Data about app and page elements
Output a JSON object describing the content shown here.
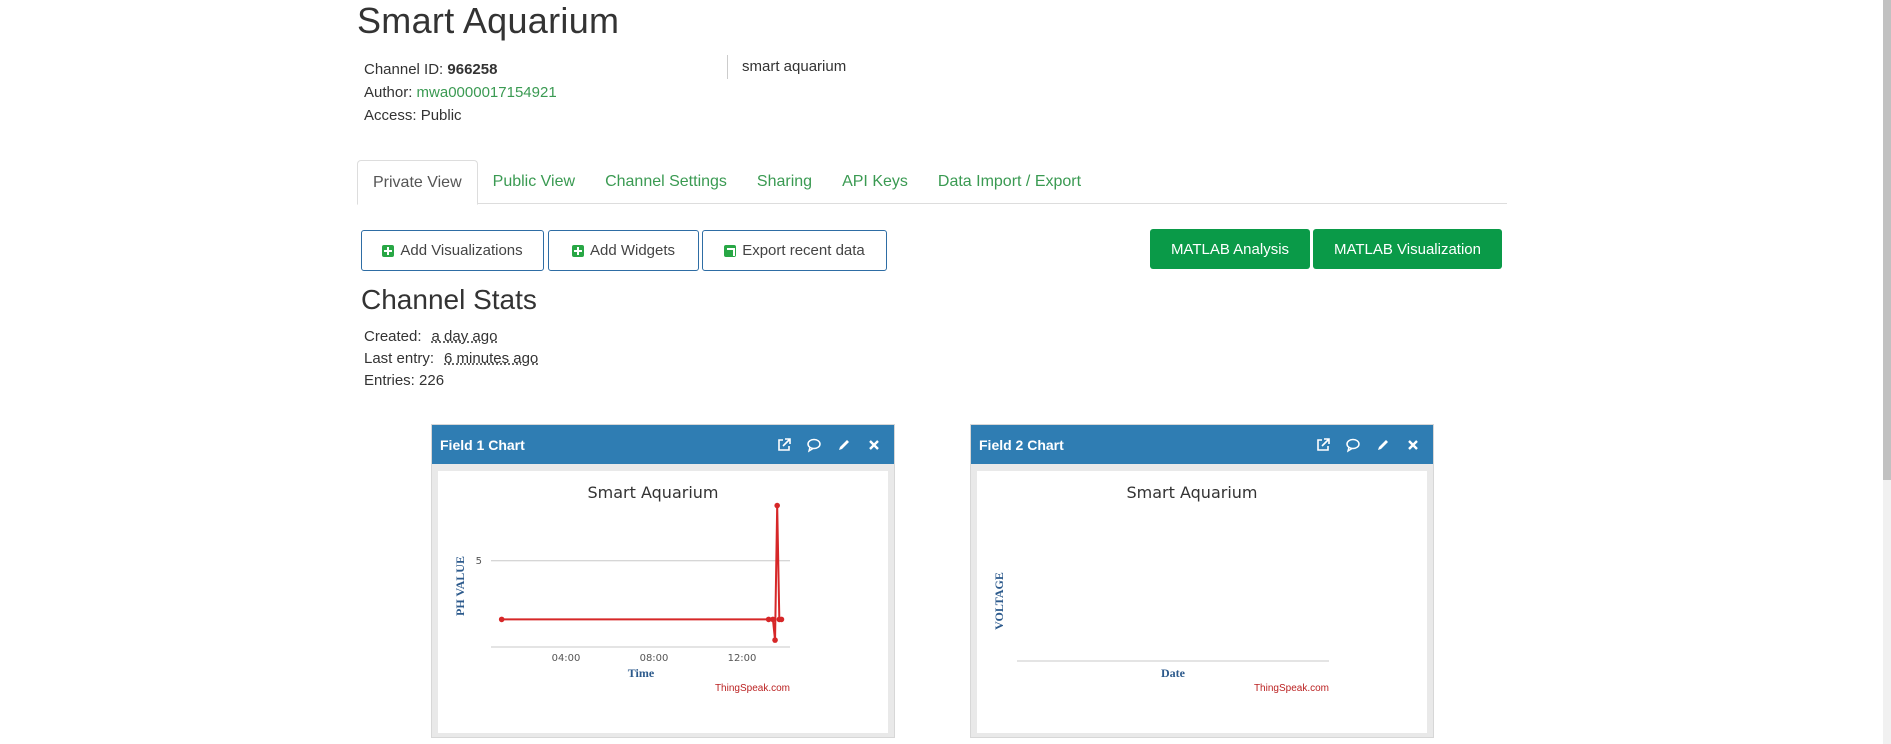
{
  "page": {
    "title": "Smart Aquarium",
    "channel_id_label": "Channel ID:",
    "channel_id": "966258",
    "author_label": "Author:",
    "author": "mwa0000017154921",
    "access_label": "Access:",
    "access": "Public",
    "description": "smart aquarium"
  },
  "tabs": [
    {
      "label": "Private View",
      "active": true
    },
    {
      "label": "Public View"
    },
    {
      "label": "Channel Settings"
    },
    {
      "label": "Sharing"
    },
    {
      "label": "API Keys"
    },
    {
      "label": "Data Import / Export"
    }
  ],
  "toolbar": {
    "add_visualizations": "Add Visualizations",
    "add_widgets": "Add Widgets",
    "export_recent": "Export recent data",
    "matlab_analysis": "MATLAB Analysis",
    "matlab_visualization": "MATLAB Visualization"
  },
  "stats": {
    "title": "Channel Stats",
    "created_label": "Created:",
    "created": "a day ago",
    "last_entry_label": "Last entry:",
    "last_entry": "6 minutes ago",
    "entries_label": "Entries:",
    "entries": "226"
  },
  "panels": [
    {
      "title": "Field 1 Chart",
      "credit": "ThingSpeak.com"
    },
    {
      "title": "Field 2 Chart",
      "credit": "ThingSpeak.com"
    }
  ],
  "colors": {
    "accent": "#3a9a52",
    "panel_header": "#2f7db3",
    "button_green": "#0a9a48",
    "series": "#d62728"
  },
  "chart_data": [
    {
      "type": "line",
      "title": "Smart Aquarium",
      "xlabel": "Time",
      "ylabel": "PH VALUE",
      "x_ticks": [
        "04:00",
        "08:00",
        "12:00"
      ],
      "y_ticks": [
        5
      ],
      "ylim": [
        0,
        8
      ],
      "series": [
        {
          "x": [
            0.5,
            13.0,
            13.2,
            13.3,
            13.4,
            13.5,
            13.6
          ],
          "y": [
            1.6,
            1.6,
            1.6,
            0.4,
            8.2,
            1.6,
            1.6
          ]
        }
      ]
    },
    {
      "type": "line",
      "title": "Smart Aquarium",
      "xlabel": "Date",
      "ylabel": "VOLTAGE",
      "series": []
    }
  ]
}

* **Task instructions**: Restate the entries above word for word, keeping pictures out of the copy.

* **Answer space**:
Output a JSON object describing the content shown here.
{
  "page": {
    "title": "Smart Aquarium",
    "channel_id_label": "Channel ID:",
    "channel_id": "966258",
    "author_label": "Author:",
    "author": "mwa0000017154921",
    "access_label": "Access:",
    "access": "Public",
    "description": "smart aquarium"
  },
  "tabs": [
    {
      "label": "Private View",
      "active": true
    },
    {
      "label": "Public View"
    },
    {
      "label": "Channel Settings"
    },
    {
      "label": "Sharing"
    },
    {
      "label": "API Keys"
    },
    {
      "label": "Data Import / Export"
    }
  ],
  "toolbar": {
    "add_visualizations": "Add Visualizations",
    "add_widgets": "Add Widgets",
    "export_recent": "Export recent data",
    "matlab_analysis": "MATLAB Analysis",
    "matlab_visualization": "MATLAB Visualization"
  },
  "stats": {
    "title": "Channel Stats",
    "created_label": "Created:",
    "created": "a day ago",
    "last_entry_label": "Last entry:",
    "last_entry": "6 minutes ago",
    "entries_label": "Entries:",
    "entries": "226"
  },
  "panels": [
    {
      "title": "Field 1 Chart",
      "credit": "ThingSpeak.com"
    },
    {
      "title": "Field 2 Chart",
      "credit": "ThingSpeak.com"
    }
  ],
  "colors": {
    "accent": "#3a9a52",
    "panel_header": "#2f7db3",
    "button_green": "#0a9a48",
    "series": "#d62728"
  },
  "chart_data": [
    {
      "type": "line",
      "title": "Smart Aquarium",
      "xlabel": "Time",
      "ylabel": "PH VALUE",
      "x_ticks": [
        "04:00",
        "08:00",
        "12:00"
      ],
      "y_ticks": [
        5
      ],
      "ylim": [
        0,
        8
      ],
      "series": [
        {
          "x": [
            0.5,
            13.0,
            13.2,
            13.3,
            13.4,
            13.5,
            13.6
          ],
          "y": [
            1.6,
            1.6,
            1.6,
            0.4,
            8.2,
            1.6,
            1.6
          ]
        }
      ]
    },
    {
      "type": "line",
      "title": "Smart Aquarium",
      "xlabel": "Date",
      "ylabel": "VOLTAGE",
      "series": []
    }
  ]
}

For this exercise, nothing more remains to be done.